In Georgia, it has been a quieter topic mostly because county police forces are so rare, said Terry Norris, the director of the Georgia Sheriffs' Association, Inc.
Their scarcity partly stems from a law passed in 1992 requiring a referendum to create a county police department in a jurisdiction, he said.
Where consolidation has occurred in Georgia, it has been relatively successful, Norris said.
The Early County Sheriff's Office absorbed a city police department and provides police services through a contract with Blakely.
Consolidation proponents in Georgia also are quick to note that the Sheriff's Office is empowered by the state constitution. Police forces are not, making the merge unfavorable to departments that would dissolve, causing them to resist in most cases, Firman said.

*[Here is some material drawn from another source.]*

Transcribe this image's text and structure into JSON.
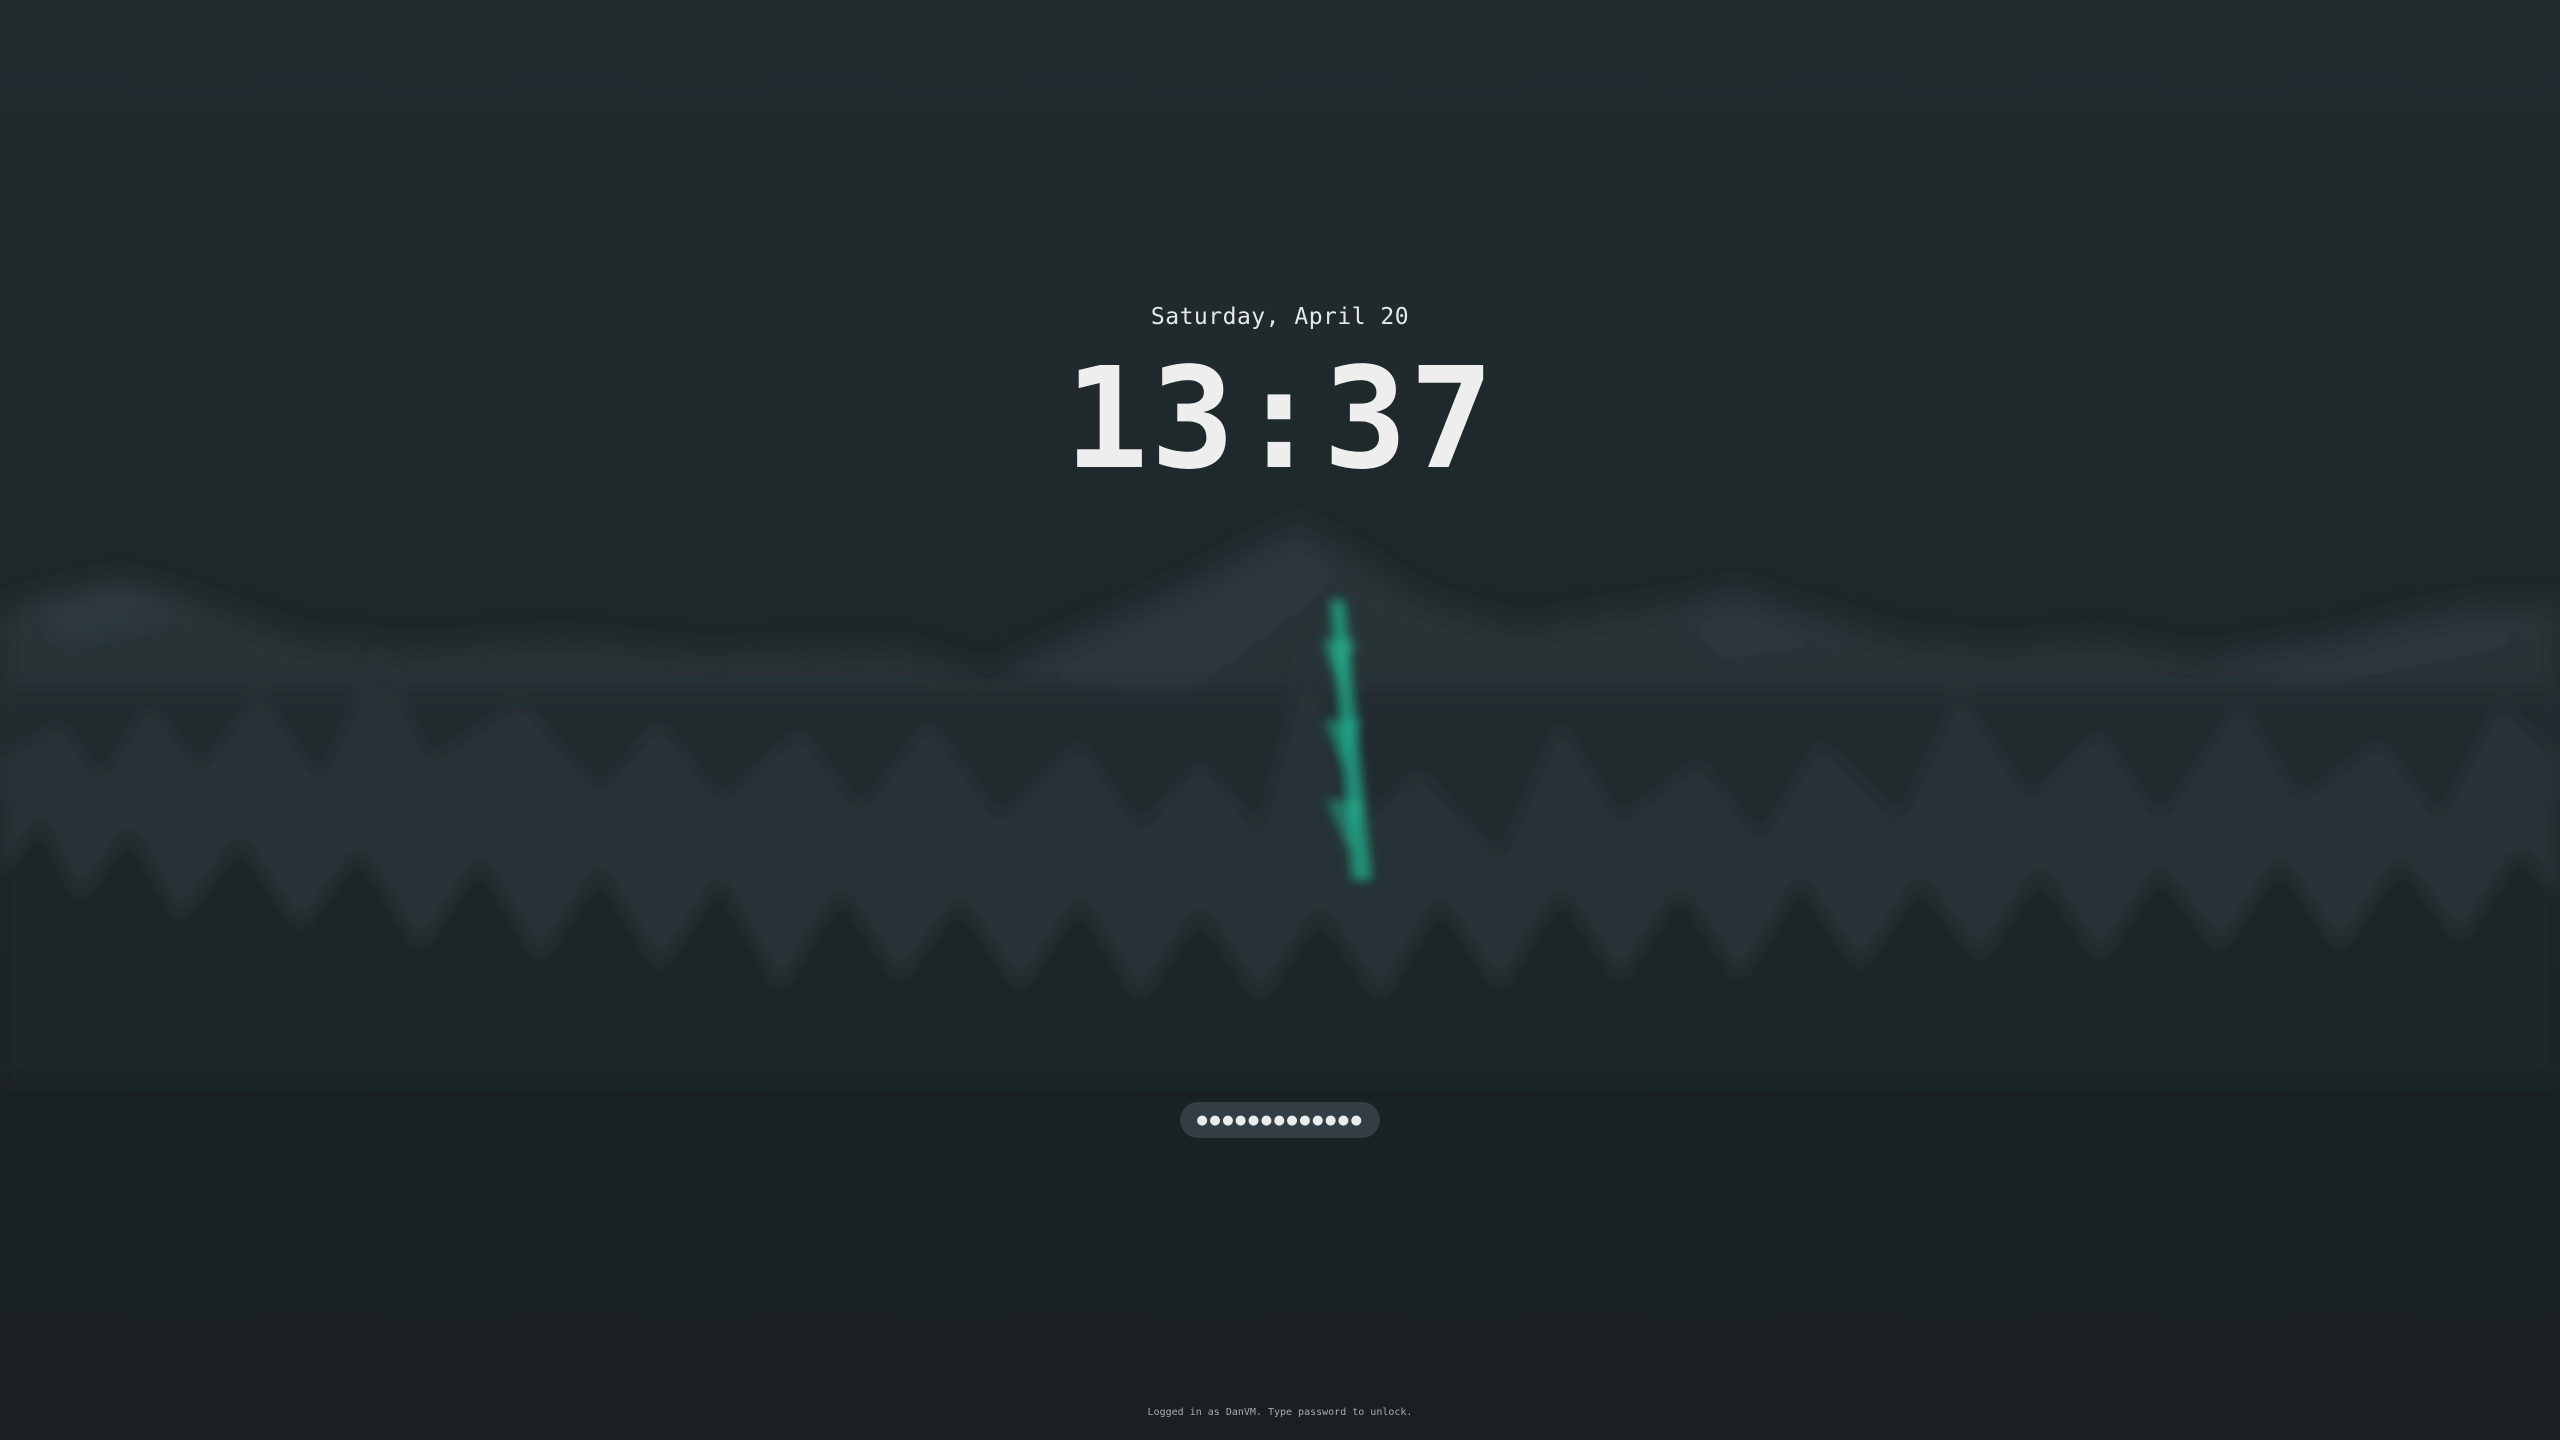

"They have huge identities . . . and it's not a comfortable situation to say my agency will disappear," he said.
The prospect of a financial gain often dazzles jurisdictions into considering a merge. Then, they quickly discover a complex web of pros and cons woven in the consolidation process, he said.

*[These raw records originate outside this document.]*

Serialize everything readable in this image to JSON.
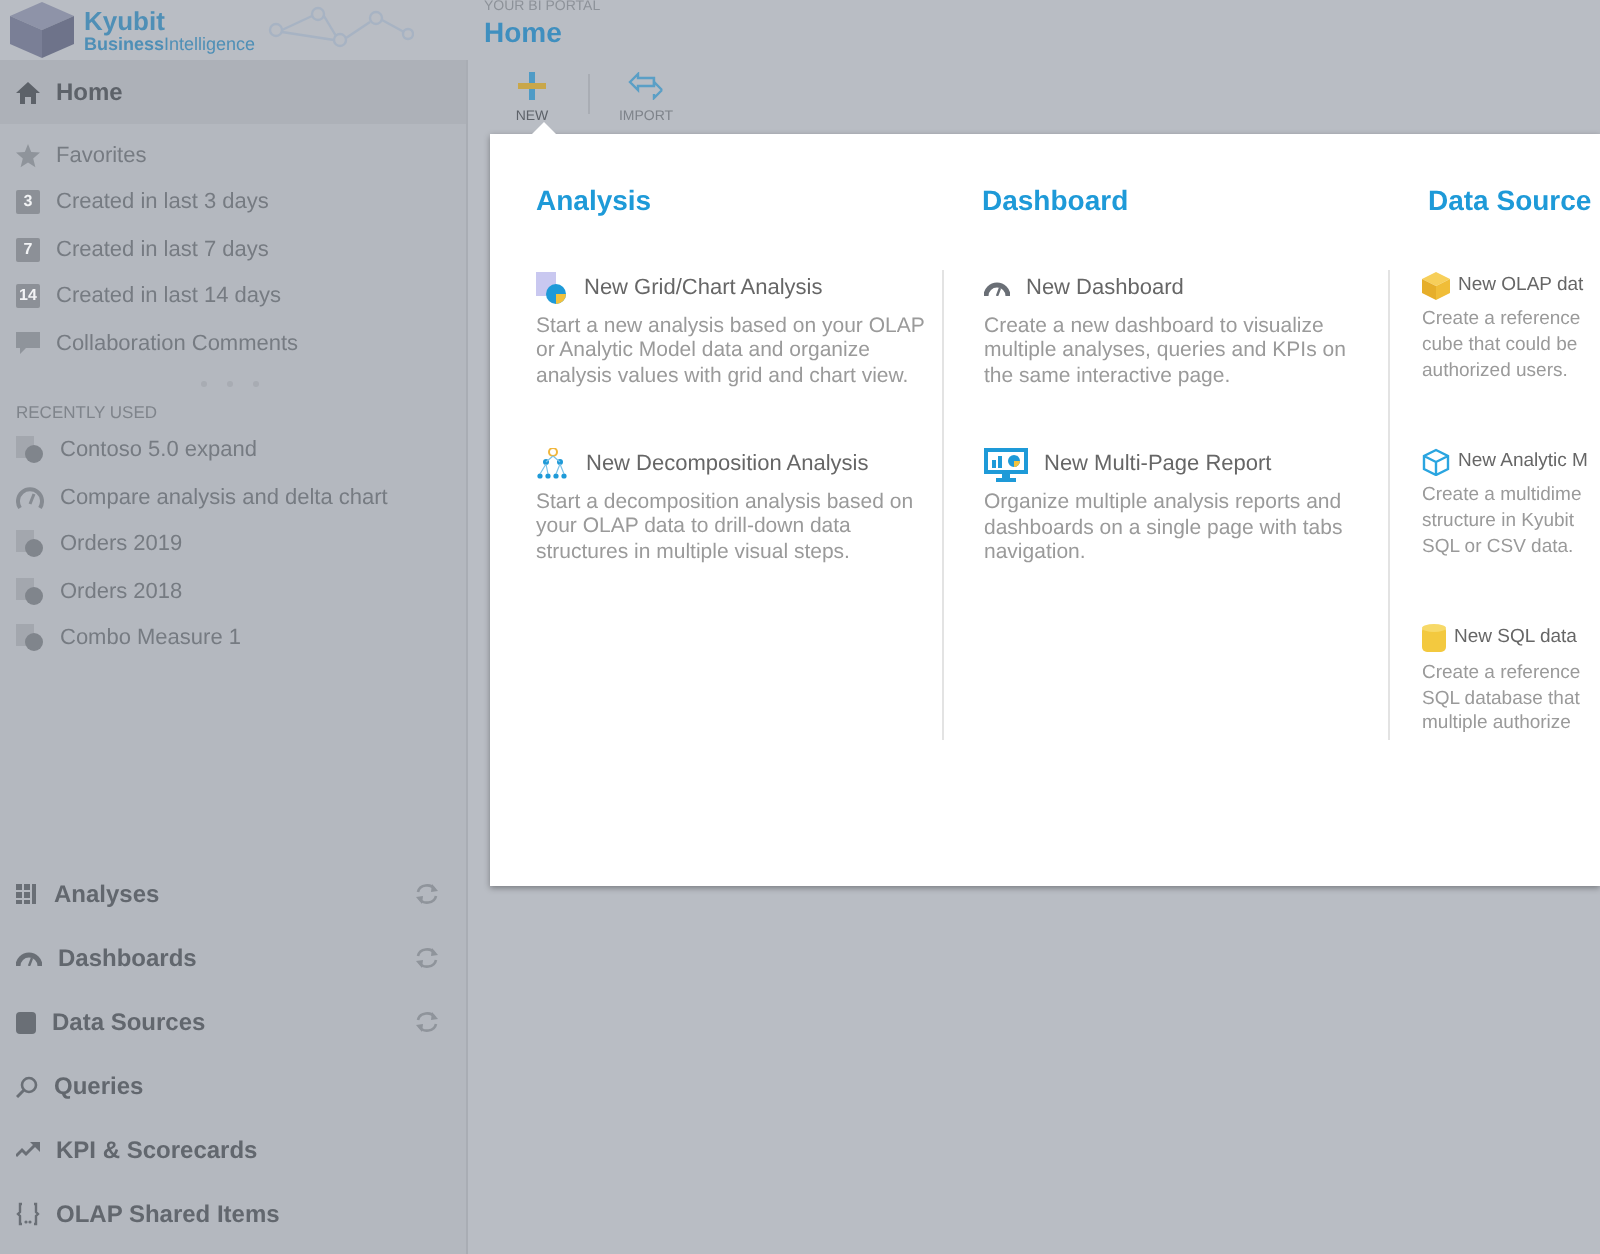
{
  "header": {
    "logo_title": "Kyubit",
    "logo_subtitle": "**Business**Intelligence",
    "portal_label": "YOUR BI PORTAL",
    "page_title": "Home"
  },
  "toolbar": [
    {
      "label": "NEW",
      "kind": "plus",
      "selected": true
    },
    {
      "label": "IMPORT",
      "kind": "arrows",
      "selected": false
    }
  ],
  "sidebar": {
    "home": {
      "label": "Home",
      "selected": true
    },
    "items": [
      {
        "kind": "star",
        "label": "Favorites"
      },
      {
        "kind": "badge",
        "badge": "3",
        "label": "Created in last 3 days"
      },
      {
        "kind": "badge",
        "badge": "7",
        "label": "Created in last 7 days"
      },
      {
        "kind": "badge",
        "badge": "14",
        "label": "Created in last 14 days"
      },
      {
        "kind": "comment",
        "label": "Collaboration Comments"
      }
    ],
    "recent_heading": "RECENTLY USED",
    "recent": [
      {
        "kind": "analysis",
        "label": "Contoso 5.0 expand"
      },
      {
        "kind": "dashboard",
        "label": "Compare analysis and delta chart"
      },
      {
        "kind": "analysis",
        "label": "Orders 2019"
      },
      {
        "kind": "analysis",
        "label": "Orders 2018"
      },
      {
        "kind": "analysis",
        "label": "Combo Measure 1"
      }
    ],
    "sections": [
      {
        "kind": "grid",
        "label": "Analyses",
        "refresh": true
      },
      {
        "kind": "gauge",
        "label": "Dashboards",
        "refresh": true
      },
      {
        "kind": "database",
        "label": "Data Sources",
        "refresh": true
      },
      {
        "kind": "search",
        "label": "Queries",
        "refresh": false
      },
      {
        "kind": "trend",
        "label": "KPI & Scorecards",
        "refresh": false
      },
      {
        "kind": "braces",
        "label": "OLAP Shared Items",
        "refresh": false
      }
    ]
  },
  "popup": {
    "columns": [
      {
        "heading": "Analysis",
        "items": [
          {
            "kind": "grid-chart",
            "title": "New Grid/Chart Analysis",
            "description_lines": [
              "Start a new analysis based on your OLAP",
              "or Analytic Model data and organize",
              "analysis values with grid and chart view."
            ]
          },
          {
            "kind": "tree",
            "title": "New Decomposition Analysis",
            "description_lines": [
              "Start a decomposition analysis based on",
              "your OLAP data to drill-down data",
              "structures in multiple visual steps."
            ]
          }
        ]
      },
      {
        "heading": "Dashboard",
        "items": [
          {
            "kind": "gauge",
            "title": "New Dashboard",
            "description_lines": [
              "Create a new dashboard to visualize",
              "multiple analyses, queries and KPIs on",
              "the same interactive page."
            ]
          },
          {
            "kind": "monitor",
            "title": "New Multi-Page Report",
            "description_lines": [
              "Organize multiple analysis reports and",
              "dashboards on a single page with tabs",
              "navigation."
            ]
          }
        ]
      },
      {
        "heading": "Data Source",
        "items": [
          {
            "kind": "cube",
            "title": "New OLAP dat",
            "description_lines": [
              "Create a reference",
              "cube that could be",
              "authorized users."
            ]
          },
          {
            "kind": "cube-outline",
            "title": "New Analytic M",
            "description_lines": [
              "Create a multidime",
              "structure in Kyubit",
              "SQL or CSV data."
            ]
          },
          {
            "kind": "cylinder",
            "title": "New SQL data",
            "description_lines": [
              "Create a reference",
              "SQL database that",
              "multiple authorize"
            ]
          }
        ]
      }
    ]
  }
}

For one, startup costs, including new uniforms, repainting vehicles, and even retraining in some cases, can be tremendous, Firman said.
Usually, two out of three times jurisdictions walk away from the idea after considering it, he said.
Given the political tension between the sheriff and the Clayton County government, consolidation may be a moot point for now.
Bell said the Sheriff's Office is not a first responding agency and it won't get the budget support to become one. He said a police force already exists in the county.
Hill also would need three votes on the county commission to gain consolidation.
Politics hurting sheriff's plans
How Hill's relationship with Bell - the former Atlanta Police Department chief, for whom he drove and provided security during a 1996 campaign for Fulton County commission chairman - deteriorated, neither one will say.
Frequently sparring in the media, the two are publicly perceived as political foes, despite efforts to cool the air between them.
Difficulties in their relationship complicate Hill's plans to pump up law enforcement in his department, especially because Bell holds the purse strings on the county's budget and has said he is averse to funding policing expansions in the Sheriff's Office.
Next year's budget for the Sheriff's Office, in which Hill has requested the addition of 135 positions, is shaping up to be a contentious process, with Bell accusing Hill of refusing to meet and discuss his requests in news releases.
Bell also said the sheriff isn't likely to get all the personnel additions requested.
Hill said he hasn't avoided any meetings with Bell and he is only asking for what he needs out of the budget.
"If Eldrin Bell wants to talk to me about the budget, pick up the phone, make an appointment, and quit grandstanding in the media," he said. "If you're getting raped, robbed, or broken into . . . who cares who responds first as long as someone responds."